■ What the task requires ■
Every line in the data below that has the word "joxi" should be returned.

Interface dataset entries
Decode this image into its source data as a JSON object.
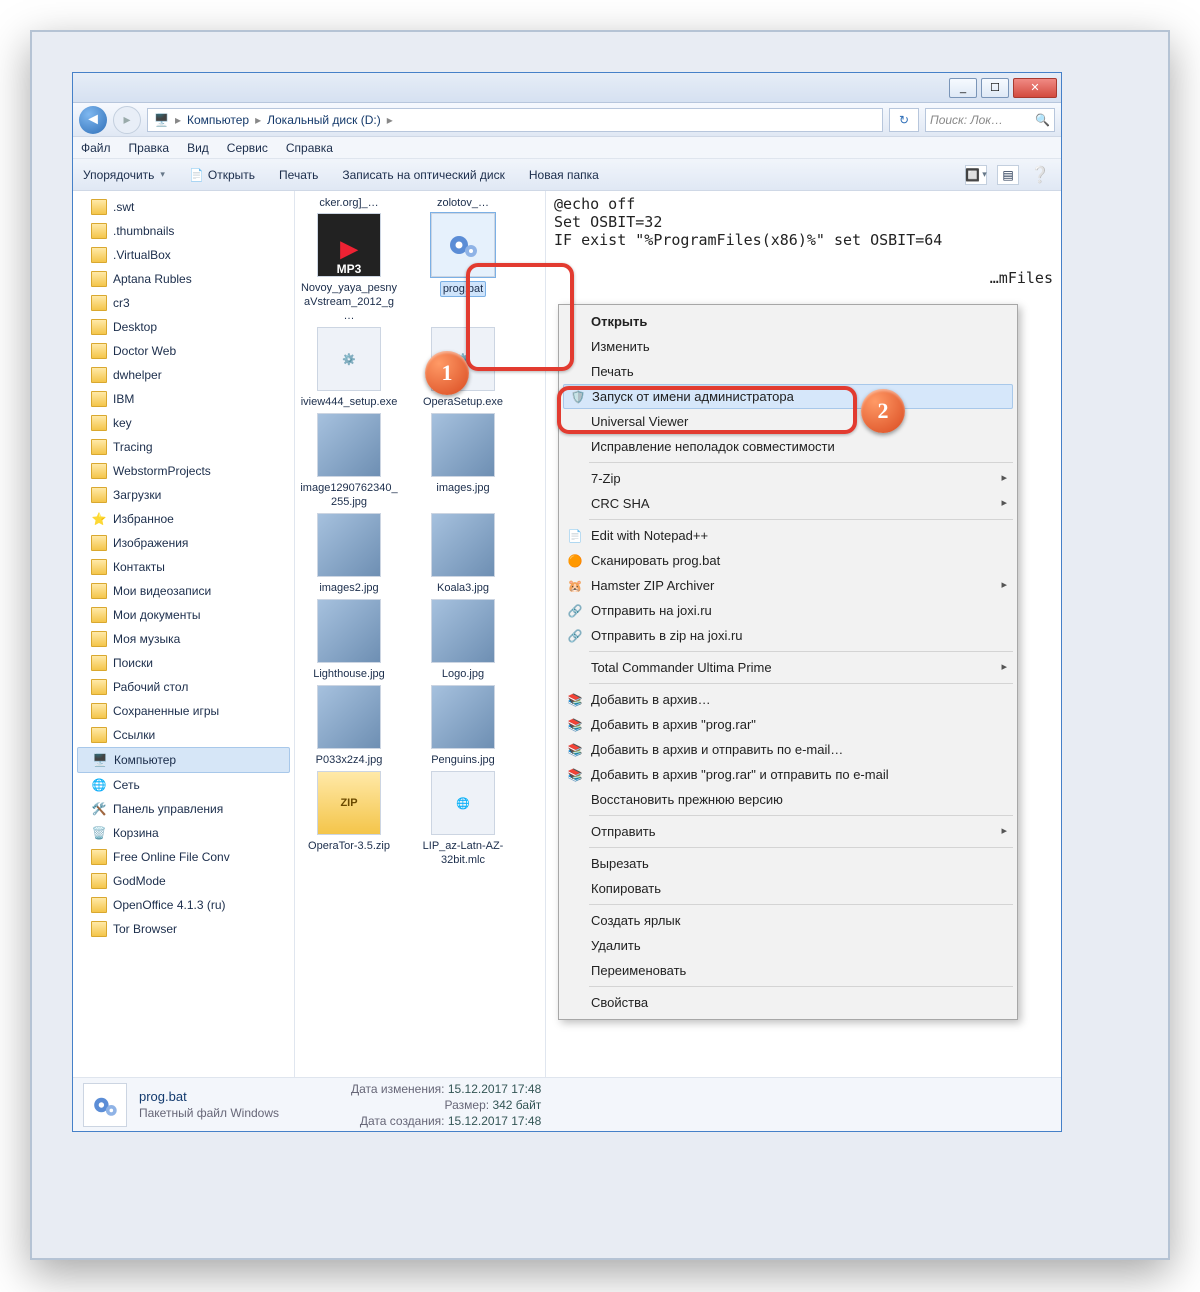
{
  "titlebar": {
    "min": "_",
    "max": "☐",
    "close": "✕"
  },
  "breadcrumb": {
    "icon": "💻",
    "loc1": "Компьютер",
    "loc2": "Локальный диск (D:)"
  },
  "search": {
    "placeholder": "Поиск: Лок…"
  },
  "menu": {
    "file": "Файл",
    "edit": "Правка",
    "view": "Вид",
    "service": "Сервис",
    "help": "Справка"
  },
  "toolbar": {
    "organize": "Упорядочить",
    "open": "Открыть",
    "print": "Печать",
    "burn": "Записать на оптический диск",
    "newfolder": "Новая папка"
  },
  "tree": {
    "items": [
      {
        "label": ".swt",
        "ic": "folder"
      },
      {
        "label": ".thumbnails",
        "ic": "folder"
      },
      {
        "label": ".VirtualBox",
        "ic": "folder"
      },
      {
        "label": "Aptana Rubles",
        "ic": "folder"
      },
      {
        "label": "cr3",
        "ic": "folder"
      },
      {
        "label": "Desktop",
        "ic": "folder"
      },
      {
        "label": "Doctor Web",
        "ic": "folder"
      },
      {
        "label": "dwhelper",
        "ic": "folder"
      },
      {
        "label": "IBM",
        "ic": "folder"
      },
      {
        "label": "key",
        "ic": "folder"
      },
      {
        "label": "Tracing",
        "ic": "folder"
      },
      {
        "label": "WebstormProjects",
        "ic": "folder"
      },
      {
        "label": "Загрузки",
        "ic": "folder-dl"
      },
      {
        "label": "Избранное",
        "ic": "fav"
      },
      {
        "label": "Изображения",
        "ic": "folder"
      },
      {
        "label": "Контакты",
        "ic": "folder"
      },
      {
        "label": "Мои видеозаписи",
        "ic": "folder"
      },
      {
        "label": "Мои документы",
        "ic": "folder"
      },
      {
        "label": "Моя музыка",
        "ic": "folder"
      },
      {
        "label": "Поиски",
        "ic": "folder"
      },
      {
        "label": "Рабочий стол",
        "ic": "folder"
      },
      {
        "label": "Сохраненные игры",
        "ic": "folder"
      },
      {
        "label": "Ссылки",
        "ic": "folder"
      },
      {
        "label": "Компьютер",
        "ic": "pc",
        "selected": true
      },
      {
        "label": "Сеть",
        "ic": "net"
      },
      {
        "label": "Панель управления",
        "ic": "cpl"
      },
      {
        "label": "Корзина",
        "ic": "bin"
      },
      {
        "label": "Free Online File Conv",
        "ic": "folder"
      },
      {
        "label": "GodMode",
        "ic": "folder"
      },
      {
        "label": "OpenOffice 4.1.3 (ru)",
        "ic": "folder"
      },
      {
        "label": "Tor Browser",
        "ic": "folder"
      }
    ]
  },
  "files": {
    "col0top": "cker.org]_…",
    "col1top": "zolotov_…",
    "list": [
      {
        "name": "Novoy_yaya_pesnyaVstream_2012_g…",
        "type": "mp3"
      },
      {
        "name": "prog.bat",
        "type": "bat",
        "selected": true
      },
      {
        "name": "iview444_setup.exe",
        "type": "exe"
      },
      {
        "name": "OperaSetup.exe",
        "type": "exe"
      },
      {
        "name": "image1290762340_255.jpg",
        "type": "img"
      },
      {
        "name": "images.jpg",
        "type": "img"
      },
      {
        "name": "images2.jpg",
        "type": "img"
      },
      {
        "name": "Koala3.jpg",
        "type": "img"
      },
      {
        "name": "Lighthouse.jpg",
        "type": "img"
      },
      {
        "name": "Logo.jpg",
        "type": "img"
      },
      {
        "name": "P033x2z4.jpg",
        "type": "img"
      },
      {
        "name": "Penguins.jpg",
        "type": "img"
      },
      {
        "name": "OperaTor-3.5.zip",
        "type": "zip"
      },
      {
        "name": "LIP_az-Latn-AZ-32bit.mlc",
        "type": "mlc"
      }
    ]
  },
  "preview": {
    "l1": "@echo off",
    "l2": "Set OSBIT=32",
    "l3": "IF exist \"%ProgramFiles(x86)%\" set OSBIT=64",
    "l4": "…mFiles"
  },
  "context_menu": {
    "items": [
      {
        "label": "Открыть",
        "bold": true
      },
      {
        "label": "Изменить"
      },
      {
        "label": "Печать"
      },
      {
        "label": "Запуск от имени администратора",
        "icon": "shield",
        "highlight": true
      },
      {
        "label": "Universal Viewer"
      },
      {
        "label": "Исправление неполадок совместимости"
      },
      {
        "sep": true
      },
      {
        "label": "7-Zip",
        "sub": true
      },
      {
        "label": "CRC SHA",
        "sub": true
      },
      {
        "sep": true
      },
      {
        "label": "Edit with Notepad++",
        "icon": "npp"
      },
      {
        "label": "Сканировать prog.bat",
        "icon": "avast"
      },
      {
        "label": "Hamster ZIP Archiver",
        "icon": "hamster",
        "sub": true
      },
      {
        "label": "Отправить на joxi.ru",
        "icon": "joxi"
      },
      {
        "label": "Отправить в zip на joxi.ru",
        "icon": "joxi"
      },
      {
        "sep": true
      },
      {
        "label": "Total Commander Ultima Prime",
        "sub": true
      },
      {
        "sep": true
      },
      {
        "label": "Добавить в архив…",
        "icon": "rar"
      },
      {
        "label": "Добавить в архив \"prog.rar\"",
        "icon": "rar"
      },
      {
        "label": "Добавить в архив и отправить по e-mail…",
        "icon": "rar"
      },
      {
        "label": "Добавить в архив \"prog.rar\" и отправить по e-mail",
        "icon": "rar"
      },
      {
        "label": "Восстановить прежнюю версию"
      },
      {
        "sep": true
      },
      {
        "label": "Отправить",
        "sub": true
      },
      {
        "sep": true
      },
      {
        "label": "Вырезать"
      },
      {
        "label": "Копировать"
      },
      {
        "sep": true
      },
      {
        "label": "Создать ярлык"
      },
      {
        "label": "Удалить"
      },
      {
        "label": "Переименовать"
      },
      {
        "sep": true
      },
      {
        "label": "Свойства"
      }
    ]
  },
  "callouts": {
    "one": "1",
    "two": "2"
  },
  "status": {
    "name": "prog.bat",
    "type": "Пакетный файл Windows",
    "k_mod": "Дата изменения:",
    "v_mod": "15.12.2017 17:48",
    "k_size": "Размер:",
    "v_size": "342 байт",
    "k_created": "Дата создания:",
    "v_created": "15.12.2017 17:48"
  }
}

■ Task response ■
        "label": "Отправить на joxi.ru",
        "icon": "joxi"
        "label": "Отправить в zip на joxi.ru",
        "icon": "joxi"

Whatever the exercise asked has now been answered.